TASK ITEM: Work out how many lines in the material below hold "prefix", then give only that number.

======== MATERIAL SUPPLIED

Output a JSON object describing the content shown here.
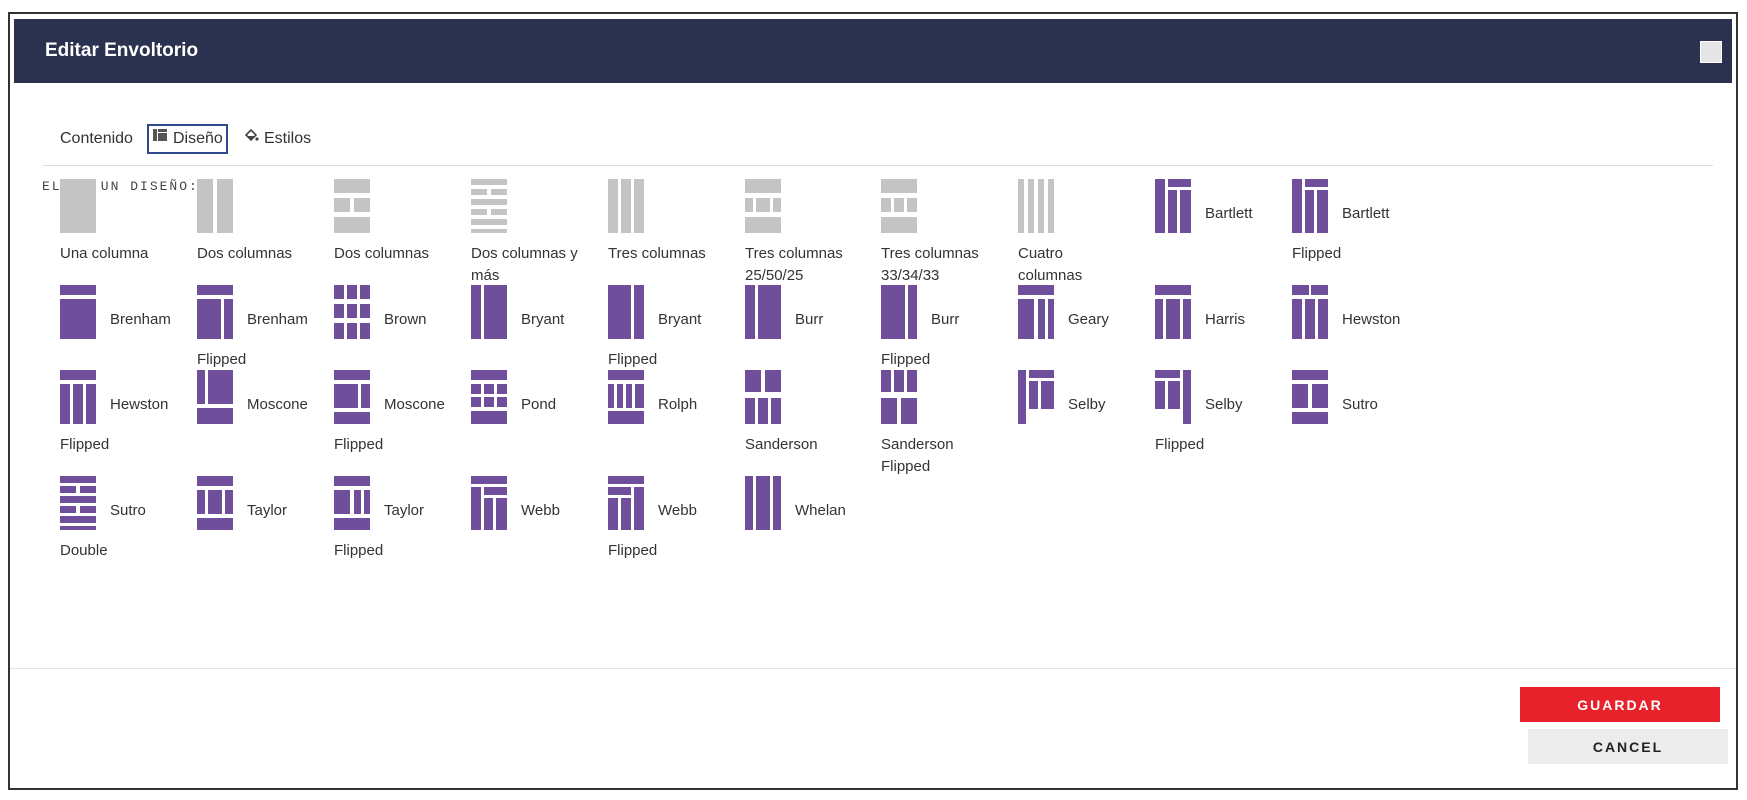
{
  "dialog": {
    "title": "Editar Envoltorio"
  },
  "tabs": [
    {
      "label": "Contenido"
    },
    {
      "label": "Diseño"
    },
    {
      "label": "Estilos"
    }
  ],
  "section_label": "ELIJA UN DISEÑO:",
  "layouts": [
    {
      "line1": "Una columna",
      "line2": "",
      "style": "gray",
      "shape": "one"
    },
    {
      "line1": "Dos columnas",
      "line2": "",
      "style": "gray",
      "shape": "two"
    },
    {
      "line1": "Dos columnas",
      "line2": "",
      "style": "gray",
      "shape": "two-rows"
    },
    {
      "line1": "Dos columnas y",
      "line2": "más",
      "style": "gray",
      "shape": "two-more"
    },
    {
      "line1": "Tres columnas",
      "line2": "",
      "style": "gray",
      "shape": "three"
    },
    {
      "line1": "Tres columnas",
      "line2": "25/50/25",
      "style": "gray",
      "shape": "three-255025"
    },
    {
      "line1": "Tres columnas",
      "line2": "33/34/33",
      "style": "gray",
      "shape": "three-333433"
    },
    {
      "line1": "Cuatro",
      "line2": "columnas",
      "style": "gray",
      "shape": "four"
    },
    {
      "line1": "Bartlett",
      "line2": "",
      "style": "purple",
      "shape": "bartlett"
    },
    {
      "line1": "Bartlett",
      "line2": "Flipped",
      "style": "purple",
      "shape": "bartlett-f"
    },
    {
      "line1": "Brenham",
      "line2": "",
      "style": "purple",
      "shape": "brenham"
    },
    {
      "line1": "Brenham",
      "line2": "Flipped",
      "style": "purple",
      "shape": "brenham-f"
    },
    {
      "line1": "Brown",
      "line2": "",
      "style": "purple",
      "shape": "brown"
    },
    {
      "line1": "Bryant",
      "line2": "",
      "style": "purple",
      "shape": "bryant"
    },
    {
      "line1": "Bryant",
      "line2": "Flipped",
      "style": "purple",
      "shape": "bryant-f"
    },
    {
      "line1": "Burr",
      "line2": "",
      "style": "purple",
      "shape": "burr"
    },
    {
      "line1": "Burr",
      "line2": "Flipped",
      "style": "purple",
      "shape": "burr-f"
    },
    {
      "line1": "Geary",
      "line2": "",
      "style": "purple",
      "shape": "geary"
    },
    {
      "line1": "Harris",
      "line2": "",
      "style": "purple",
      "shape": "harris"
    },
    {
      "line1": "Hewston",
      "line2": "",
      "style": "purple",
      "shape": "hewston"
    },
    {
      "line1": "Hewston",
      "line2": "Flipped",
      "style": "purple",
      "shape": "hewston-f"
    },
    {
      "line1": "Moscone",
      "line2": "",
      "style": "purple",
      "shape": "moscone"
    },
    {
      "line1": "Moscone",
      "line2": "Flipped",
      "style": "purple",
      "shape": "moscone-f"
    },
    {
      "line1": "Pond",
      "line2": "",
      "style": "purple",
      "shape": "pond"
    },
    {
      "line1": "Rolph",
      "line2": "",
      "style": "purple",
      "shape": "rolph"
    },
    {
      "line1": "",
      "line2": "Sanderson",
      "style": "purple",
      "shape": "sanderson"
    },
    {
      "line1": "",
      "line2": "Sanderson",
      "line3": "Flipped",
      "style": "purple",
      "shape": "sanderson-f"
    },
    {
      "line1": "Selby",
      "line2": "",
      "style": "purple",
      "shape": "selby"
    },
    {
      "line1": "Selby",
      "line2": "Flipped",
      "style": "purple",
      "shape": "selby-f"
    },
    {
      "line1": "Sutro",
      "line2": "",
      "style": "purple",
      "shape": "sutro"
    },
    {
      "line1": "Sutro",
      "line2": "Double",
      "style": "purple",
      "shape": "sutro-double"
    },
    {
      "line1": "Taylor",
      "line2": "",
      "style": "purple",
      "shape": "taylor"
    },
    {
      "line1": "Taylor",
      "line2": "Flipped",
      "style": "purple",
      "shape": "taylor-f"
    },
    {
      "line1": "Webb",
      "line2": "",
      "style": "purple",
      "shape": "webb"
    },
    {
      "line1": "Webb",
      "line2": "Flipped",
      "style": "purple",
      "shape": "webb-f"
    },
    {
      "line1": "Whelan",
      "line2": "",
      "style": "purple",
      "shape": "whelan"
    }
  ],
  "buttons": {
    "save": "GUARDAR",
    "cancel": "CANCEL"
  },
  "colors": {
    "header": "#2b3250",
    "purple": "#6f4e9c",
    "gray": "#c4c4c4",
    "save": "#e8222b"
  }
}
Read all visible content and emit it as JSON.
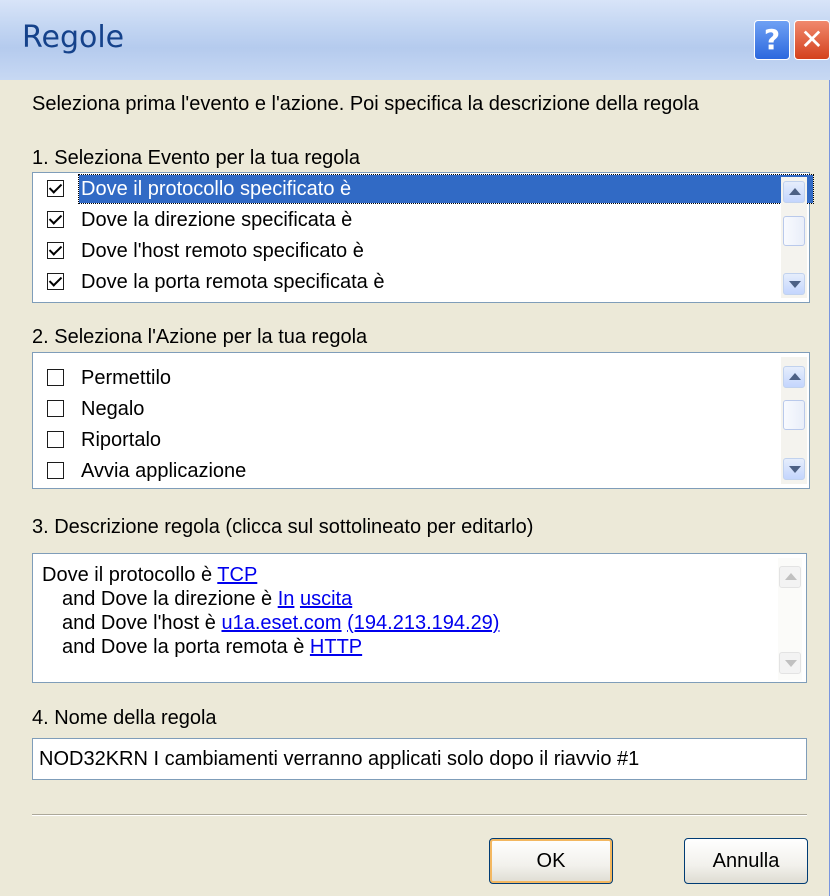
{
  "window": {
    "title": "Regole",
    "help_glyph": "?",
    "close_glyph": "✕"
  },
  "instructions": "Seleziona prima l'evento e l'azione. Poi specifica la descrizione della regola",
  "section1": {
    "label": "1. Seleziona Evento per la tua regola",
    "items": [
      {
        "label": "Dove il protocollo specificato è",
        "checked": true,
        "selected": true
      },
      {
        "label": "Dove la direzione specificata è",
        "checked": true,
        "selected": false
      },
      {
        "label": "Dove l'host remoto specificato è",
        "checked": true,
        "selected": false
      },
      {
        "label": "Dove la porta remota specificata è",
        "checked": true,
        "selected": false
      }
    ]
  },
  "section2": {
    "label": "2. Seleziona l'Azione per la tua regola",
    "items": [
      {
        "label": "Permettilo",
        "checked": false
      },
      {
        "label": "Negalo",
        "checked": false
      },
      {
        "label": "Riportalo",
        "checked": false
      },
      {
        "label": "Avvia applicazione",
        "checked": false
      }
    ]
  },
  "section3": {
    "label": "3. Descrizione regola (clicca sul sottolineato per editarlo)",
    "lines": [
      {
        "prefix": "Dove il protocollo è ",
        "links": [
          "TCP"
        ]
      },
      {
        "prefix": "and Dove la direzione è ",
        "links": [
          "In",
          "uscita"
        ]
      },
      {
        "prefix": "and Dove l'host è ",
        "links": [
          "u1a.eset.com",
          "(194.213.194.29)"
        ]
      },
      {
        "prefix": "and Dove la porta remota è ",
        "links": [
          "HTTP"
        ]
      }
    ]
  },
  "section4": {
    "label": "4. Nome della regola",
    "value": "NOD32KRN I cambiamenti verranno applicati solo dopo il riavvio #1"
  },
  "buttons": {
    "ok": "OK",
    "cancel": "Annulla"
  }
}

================

ANSWER: 4